> [TASK INPUT]:
++++

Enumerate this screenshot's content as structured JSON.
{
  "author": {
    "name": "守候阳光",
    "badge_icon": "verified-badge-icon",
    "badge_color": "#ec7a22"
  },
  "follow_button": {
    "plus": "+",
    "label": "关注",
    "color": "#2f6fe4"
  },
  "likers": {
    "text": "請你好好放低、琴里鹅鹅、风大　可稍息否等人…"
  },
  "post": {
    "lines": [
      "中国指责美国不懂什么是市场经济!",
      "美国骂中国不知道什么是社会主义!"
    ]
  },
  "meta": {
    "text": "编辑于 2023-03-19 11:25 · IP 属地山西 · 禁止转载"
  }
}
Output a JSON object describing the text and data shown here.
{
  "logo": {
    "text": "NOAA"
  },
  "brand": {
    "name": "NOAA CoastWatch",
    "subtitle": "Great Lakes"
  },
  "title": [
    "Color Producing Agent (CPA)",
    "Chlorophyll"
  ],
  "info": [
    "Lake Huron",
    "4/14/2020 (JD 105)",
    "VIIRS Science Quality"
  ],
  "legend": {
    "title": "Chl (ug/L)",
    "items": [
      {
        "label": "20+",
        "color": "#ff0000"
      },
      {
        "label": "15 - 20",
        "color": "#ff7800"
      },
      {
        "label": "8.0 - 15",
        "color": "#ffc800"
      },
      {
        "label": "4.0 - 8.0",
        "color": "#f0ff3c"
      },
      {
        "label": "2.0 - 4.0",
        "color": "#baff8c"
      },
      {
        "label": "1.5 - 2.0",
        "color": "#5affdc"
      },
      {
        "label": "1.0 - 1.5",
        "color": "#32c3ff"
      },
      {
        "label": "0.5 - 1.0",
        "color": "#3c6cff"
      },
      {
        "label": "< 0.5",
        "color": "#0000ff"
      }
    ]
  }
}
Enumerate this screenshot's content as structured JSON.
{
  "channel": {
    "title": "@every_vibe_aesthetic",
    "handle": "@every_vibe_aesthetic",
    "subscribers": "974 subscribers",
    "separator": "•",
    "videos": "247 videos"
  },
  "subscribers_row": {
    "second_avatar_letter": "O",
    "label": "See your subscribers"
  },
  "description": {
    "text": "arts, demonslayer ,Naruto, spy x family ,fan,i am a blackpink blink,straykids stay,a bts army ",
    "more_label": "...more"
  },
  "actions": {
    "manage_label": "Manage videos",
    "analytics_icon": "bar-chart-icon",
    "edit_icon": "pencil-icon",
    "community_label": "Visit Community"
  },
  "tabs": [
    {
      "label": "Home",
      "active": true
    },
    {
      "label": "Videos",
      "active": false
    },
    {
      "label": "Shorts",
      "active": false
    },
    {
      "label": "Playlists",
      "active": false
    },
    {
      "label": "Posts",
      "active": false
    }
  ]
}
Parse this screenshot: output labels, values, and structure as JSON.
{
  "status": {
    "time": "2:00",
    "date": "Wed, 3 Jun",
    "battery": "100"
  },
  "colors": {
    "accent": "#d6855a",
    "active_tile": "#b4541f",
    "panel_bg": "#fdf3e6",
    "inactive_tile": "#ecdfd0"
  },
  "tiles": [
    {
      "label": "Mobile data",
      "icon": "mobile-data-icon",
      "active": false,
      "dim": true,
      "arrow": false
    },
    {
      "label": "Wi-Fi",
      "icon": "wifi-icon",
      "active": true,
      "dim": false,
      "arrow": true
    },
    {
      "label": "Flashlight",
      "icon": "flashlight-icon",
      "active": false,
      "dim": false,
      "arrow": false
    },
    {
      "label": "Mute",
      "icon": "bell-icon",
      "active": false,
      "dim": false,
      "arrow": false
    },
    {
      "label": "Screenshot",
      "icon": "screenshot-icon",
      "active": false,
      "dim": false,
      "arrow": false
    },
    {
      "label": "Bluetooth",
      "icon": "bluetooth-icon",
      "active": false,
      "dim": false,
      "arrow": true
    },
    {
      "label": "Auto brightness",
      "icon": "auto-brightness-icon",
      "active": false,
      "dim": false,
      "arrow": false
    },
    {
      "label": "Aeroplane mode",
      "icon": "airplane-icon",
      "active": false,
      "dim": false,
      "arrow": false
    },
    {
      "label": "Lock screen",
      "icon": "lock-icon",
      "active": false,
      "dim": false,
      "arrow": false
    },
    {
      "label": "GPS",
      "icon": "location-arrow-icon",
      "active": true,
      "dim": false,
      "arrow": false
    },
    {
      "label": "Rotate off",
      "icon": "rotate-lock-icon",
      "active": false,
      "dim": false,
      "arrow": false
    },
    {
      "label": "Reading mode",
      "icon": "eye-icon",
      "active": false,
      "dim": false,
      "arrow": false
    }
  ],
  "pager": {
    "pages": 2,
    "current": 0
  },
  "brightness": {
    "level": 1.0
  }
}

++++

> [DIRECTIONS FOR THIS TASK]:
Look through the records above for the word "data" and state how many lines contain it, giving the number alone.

> [ANSWER TO THIS TASK]:
3